Macron reaches out to the left before the French presidential campaign
French President Emmanuel Macron has started working to rally the left to his side as he prepares for a bitter fight to keep his job in less than a year.
Over the past few days, Macron has appeared in a 30-minute game show with popular YouTubers clearly aimed at countering a sense of arrogance and aloofness that emerges in the polls. And he gave a long and extensive interview to a glossy magazine aimed at liberals, in an effort to reach those who are disappointed with his right-wing politics.
Taken together, these moves are the biggest sign yet that Macron has entered campaign mode after more than a year focused on the Covid crisis. They also acknowledge that his shift to the right has alienated the progressives he needs to rally around him to beat Marine Le Pen, the far-right leader likely to be his main rival in the April 2022 election. Macron plans to start a tour in France next month meet with voters, but has yet to officially announce his candidacy.
The monthly publication that aired the interview on Wednesday, Zadig, costs 19 euros ($ 23) per issue and primarily targets highly skilled left-wing readers. He says he seeks to “reconcile the country with itself”.
Over fifteen pages, Macron, from an upper-class family of doctors, describes his origins as modest and drops the names of eminent liberal figures. He professes his love for France, its language and its diversity – praising Marseille as well as the poor and ethnically diverse Seine-Saint-Denis suburb near Paris, saying all he was missing was “the sea”. Last year he named it a haven for radicals and Islamists.
Macron also praises the African diaspora and says no one should have to give up their identity to Feel at home in France – go against your own hard line Home Secretary Gerald Darmanin, who has criticized multiculturalism and doesn’t even want supermarkets to dedicate aisles to ethnic food or shops to sell ethnic clothes.
Still, the president is steadfast in his position that France should not be compared to the United States and its treatment of minorities because the two countries are very different. He reiterates his belief that the statues of controversial figures should not be removed and rather should be seen in their historical context.
Macron says that France is being dragged along by “fits of anger” and that he had foreseen the Protest movement of yellow vests “but not at this point”. He says people can’t make ends meet felt âHumiliatedâ, even if they do everything society expects of them.
The careful interview – Macron’s office usually asks to reread his exchanges, a common practice in France – is strewn with literary references and convoluted sentences. This is in stark contrast to Sunday’s playful appearance on Youtube in which, at one point, after losing a lap, the president jumps out of his chair and swears.
During the “anecdotes contest”, Macron tells influencers McFly and Carlito that Donald Trump called him on a secure line in 2018 to wish him a happy birthday, but the bad day. It turned out to be a great story. Macron also phoned football star Kylian Mbappe to ask the Paris Saint-Germain player to save another of his stories.

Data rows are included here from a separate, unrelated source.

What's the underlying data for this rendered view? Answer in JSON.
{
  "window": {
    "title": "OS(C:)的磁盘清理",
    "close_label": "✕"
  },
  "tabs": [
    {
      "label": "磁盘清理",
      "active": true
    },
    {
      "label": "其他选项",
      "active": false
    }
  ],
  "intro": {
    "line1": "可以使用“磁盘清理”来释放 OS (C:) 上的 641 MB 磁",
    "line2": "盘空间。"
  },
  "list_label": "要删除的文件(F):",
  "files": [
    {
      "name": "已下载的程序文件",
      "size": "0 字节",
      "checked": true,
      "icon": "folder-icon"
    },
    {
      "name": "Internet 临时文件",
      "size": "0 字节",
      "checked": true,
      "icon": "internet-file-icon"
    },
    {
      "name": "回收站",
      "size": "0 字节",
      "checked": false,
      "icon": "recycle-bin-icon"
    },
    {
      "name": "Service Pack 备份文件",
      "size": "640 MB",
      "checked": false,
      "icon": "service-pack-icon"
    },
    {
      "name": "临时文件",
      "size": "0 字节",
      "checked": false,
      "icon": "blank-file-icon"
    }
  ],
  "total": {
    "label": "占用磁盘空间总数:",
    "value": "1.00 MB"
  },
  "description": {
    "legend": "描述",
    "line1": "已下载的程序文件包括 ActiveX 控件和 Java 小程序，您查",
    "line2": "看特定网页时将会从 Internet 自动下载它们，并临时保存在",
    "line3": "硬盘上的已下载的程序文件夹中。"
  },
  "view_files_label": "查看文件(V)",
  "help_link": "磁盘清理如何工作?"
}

The stunt, which garnered over 10 million views and dominated political discussion for a long weekend, ended with Macron’s participation in a heavy metal concert by the band Ultra Vomit in the Elysee Gardens. . The appearance helps increase its popularity with young people – who may not vote much, but influence their parents.